The euro edged higher on Thursday, driven by reports about UK Prime Minister Theresa May winning cabinet approval for her draft Brexit plan, although uncertainty over whether the agreement will secure parliamentary approval kept gains in check.
Against the US dollar, the euro rose 0.07 percent to 1.1318, while the sterling fell 1.2 percent to 1.2828 after marking a high of 1.3071 in the previous session.
Head of currency strategy Ray Attrill stated that getting the draft approved by the parliament will be extremely challenging and that is why gains of the sterling are capped at 1.3. It is unclear when that vote will occur.

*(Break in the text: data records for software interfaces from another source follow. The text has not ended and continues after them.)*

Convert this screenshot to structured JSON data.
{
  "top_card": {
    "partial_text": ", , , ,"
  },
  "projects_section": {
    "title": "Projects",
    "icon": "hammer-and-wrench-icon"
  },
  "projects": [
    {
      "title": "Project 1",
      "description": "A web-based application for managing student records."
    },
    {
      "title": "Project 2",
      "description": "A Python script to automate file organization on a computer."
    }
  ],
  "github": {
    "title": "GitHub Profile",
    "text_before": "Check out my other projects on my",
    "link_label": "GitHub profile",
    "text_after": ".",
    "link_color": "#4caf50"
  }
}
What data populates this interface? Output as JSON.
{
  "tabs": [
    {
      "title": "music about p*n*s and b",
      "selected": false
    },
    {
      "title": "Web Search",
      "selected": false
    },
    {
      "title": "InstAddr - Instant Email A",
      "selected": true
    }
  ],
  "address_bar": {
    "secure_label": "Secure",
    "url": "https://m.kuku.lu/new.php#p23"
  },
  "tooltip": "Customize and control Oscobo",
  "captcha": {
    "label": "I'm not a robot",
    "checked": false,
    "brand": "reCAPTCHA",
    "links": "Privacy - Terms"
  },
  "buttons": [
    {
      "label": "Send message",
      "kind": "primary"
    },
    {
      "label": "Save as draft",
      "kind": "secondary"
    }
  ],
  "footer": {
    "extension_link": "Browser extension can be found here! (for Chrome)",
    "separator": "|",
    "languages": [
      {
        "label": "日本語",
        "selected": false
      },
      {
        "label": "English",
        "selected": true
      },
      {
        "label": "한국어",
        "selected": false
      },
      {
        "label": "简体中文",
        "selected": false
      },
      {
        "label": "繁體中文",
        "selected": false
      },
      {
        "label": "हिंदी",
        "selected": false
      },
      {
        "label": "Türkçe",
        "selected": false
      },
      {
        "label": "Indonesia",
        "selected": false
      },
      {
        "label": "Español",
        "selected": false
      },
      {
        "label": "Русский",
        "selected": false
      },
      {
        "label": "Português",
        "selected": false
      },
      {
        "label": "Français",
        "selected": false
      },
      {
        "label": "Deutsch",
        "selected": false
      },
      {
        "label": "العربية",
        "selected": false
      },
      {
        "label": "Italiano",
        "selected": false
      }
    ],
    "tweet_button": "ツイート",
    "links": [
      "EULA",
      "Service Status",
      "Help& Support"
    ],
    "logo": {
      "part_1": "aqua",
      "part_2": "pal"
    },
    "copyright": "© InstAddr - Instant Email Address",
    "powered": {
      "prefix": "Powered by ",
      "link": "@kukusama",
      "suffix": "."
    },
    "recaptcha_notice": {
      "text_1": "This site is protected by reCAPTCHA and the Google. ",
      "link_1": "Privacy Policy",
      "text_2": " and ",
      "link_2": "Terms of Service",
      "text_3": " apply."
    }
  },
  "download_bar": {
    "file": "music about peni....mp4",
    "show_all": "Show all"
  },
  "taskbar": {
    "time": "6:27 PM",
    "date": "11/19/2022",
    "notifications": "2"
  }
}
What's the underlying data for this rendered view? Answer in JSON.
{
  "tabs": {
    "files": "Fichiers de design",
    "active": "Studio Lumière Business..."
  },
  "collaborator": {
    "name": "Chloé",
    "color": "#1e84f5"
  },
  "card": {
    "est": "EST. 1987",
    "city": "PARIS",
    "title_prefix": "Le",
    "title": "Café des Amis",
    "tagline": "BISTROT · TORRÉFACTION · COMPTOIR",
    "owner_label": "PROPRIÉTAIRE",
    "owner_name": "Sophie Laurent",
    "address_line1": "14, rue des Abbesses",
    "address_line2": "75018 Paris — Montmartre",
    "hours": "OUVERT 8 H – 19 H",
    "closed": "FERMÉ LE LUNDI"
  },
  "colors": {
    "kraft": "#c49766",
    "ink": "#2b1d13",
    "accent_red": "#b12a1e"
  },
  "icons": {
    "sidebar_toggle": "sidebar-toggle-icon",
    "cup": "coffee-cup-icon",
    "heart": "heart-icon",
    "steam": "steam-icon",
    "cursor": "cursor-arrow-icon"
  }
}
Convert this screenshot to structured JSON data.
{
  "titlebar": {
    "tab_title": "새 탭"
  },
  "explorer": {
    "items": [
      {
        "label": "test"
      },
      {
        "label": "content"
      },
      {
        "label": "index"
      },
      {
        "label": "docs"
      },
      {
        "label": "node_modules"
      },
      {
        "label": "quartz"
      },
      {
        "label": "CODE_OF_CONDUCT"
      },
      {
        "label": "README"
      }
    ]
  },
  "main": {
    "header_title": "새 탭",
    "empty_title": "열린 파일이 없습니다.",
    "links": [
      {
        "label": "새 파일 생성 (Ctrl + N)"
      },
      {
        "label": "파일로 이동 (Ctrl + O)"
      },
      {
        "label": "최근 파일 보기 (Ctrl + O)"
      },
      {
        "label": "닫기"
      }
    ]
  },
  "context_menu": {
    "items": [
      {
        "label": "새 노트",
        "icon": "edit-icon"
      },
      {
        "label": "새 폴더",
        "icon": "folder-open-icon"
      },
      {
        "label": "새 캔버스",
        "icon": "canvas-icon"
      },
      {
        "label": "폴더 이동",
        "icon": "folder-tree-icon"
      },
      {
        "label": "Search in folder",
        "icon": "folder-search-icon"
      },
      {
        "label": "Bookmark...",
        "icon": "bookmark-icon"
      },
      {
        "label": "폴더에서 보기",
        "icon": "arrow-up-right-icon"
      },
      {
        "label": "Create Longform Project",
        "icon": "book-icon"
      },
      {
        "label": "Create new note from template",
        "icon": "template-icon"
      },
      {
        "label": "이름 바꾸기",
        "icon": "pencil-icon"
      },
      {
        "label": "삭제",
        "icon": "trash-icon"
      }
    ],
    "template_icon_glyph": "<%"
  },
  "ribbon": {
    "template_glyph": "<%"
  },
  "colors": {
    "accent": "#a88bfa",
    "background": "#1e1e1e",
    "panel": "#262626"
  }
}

With the British Prime Minister winning the support of her Cabinet for a European Union (EU) divorce deal on Wednesday, the euro and sterling climbed 0.8 percent and 1.2 percent against the greenback, respectively, from their intraday lows hit on Monday.
The draft Brexit accord with the EU sealed on Tuesday would allow the UK to depart from the bloc with an arrangement that prevents a hard Brexit outcome. However, EU chief negotiator Michel Barnier warned that a smooth UK exit is still a long way to go and potentially difficult.
Further gains are also expected to be limited as traders are reluctant to place bullish bets, following Italy’s resubmission of its draft 2019 budget to the European Commission.
Italy’s growth and deficit assumptions in the plan were similar to the draft rejected for breaching EU policies, which aggravates its dispute with the EU over its fiscal policy.
US Dollar Steady but Remains Off a 16-month Peak
The US dollar held firm against a currency basket on Thursday, but remained below its 16-month high reached on Monday.
The US dollar index, a measure of the greenback’s strength against a basket peers, added 0.2 percent to $96.93.
Gains in the euro and pound have caused the recent correction in the dollar index. The two currencies, together, account for about 70 percent of the weight in the index.
Against the yen, the dollar shed 0.2 percent to 113.37. The safe-haven currency had surged in the past two sessions against the greenback, but investors still see the dollar as the more preferred flight-to-safety currency over the yen and the Swiss Franc.
Chief currency strategist Adam Cole believes a key factor pushing the pair higher is the emergence of ready buyers on declines in the form of domestic investors purchasing unhedged US bonds and taking hedges off existing holdings.
Still, analysts see strong support for the dollar despite the euro’s and sterling’s outperformance over the greenback and amid worries over Brexit and global trade tensions.
Attrill also said the dollar’s fundamentals remain firm due to a strong US economy and growing wage pressures which will keep the Federal Reserve on track for further rate hikes.
A rate hike in December is fully priced in and the next lift-off in rates will most likely be in March next year, which is likely to support the dollar, according to Attrill.
Fed Chair Jerome Powell expressed optimism in the US economy on Wednesday, stating that markets will have to get used to the idea that the central bank could raise rate at any time starting next year.
Meanwhile, a better-than-expected job data helped the Australian dollar advanced by 0.6 percent to 0.7281 against its US counterpart on Thursday.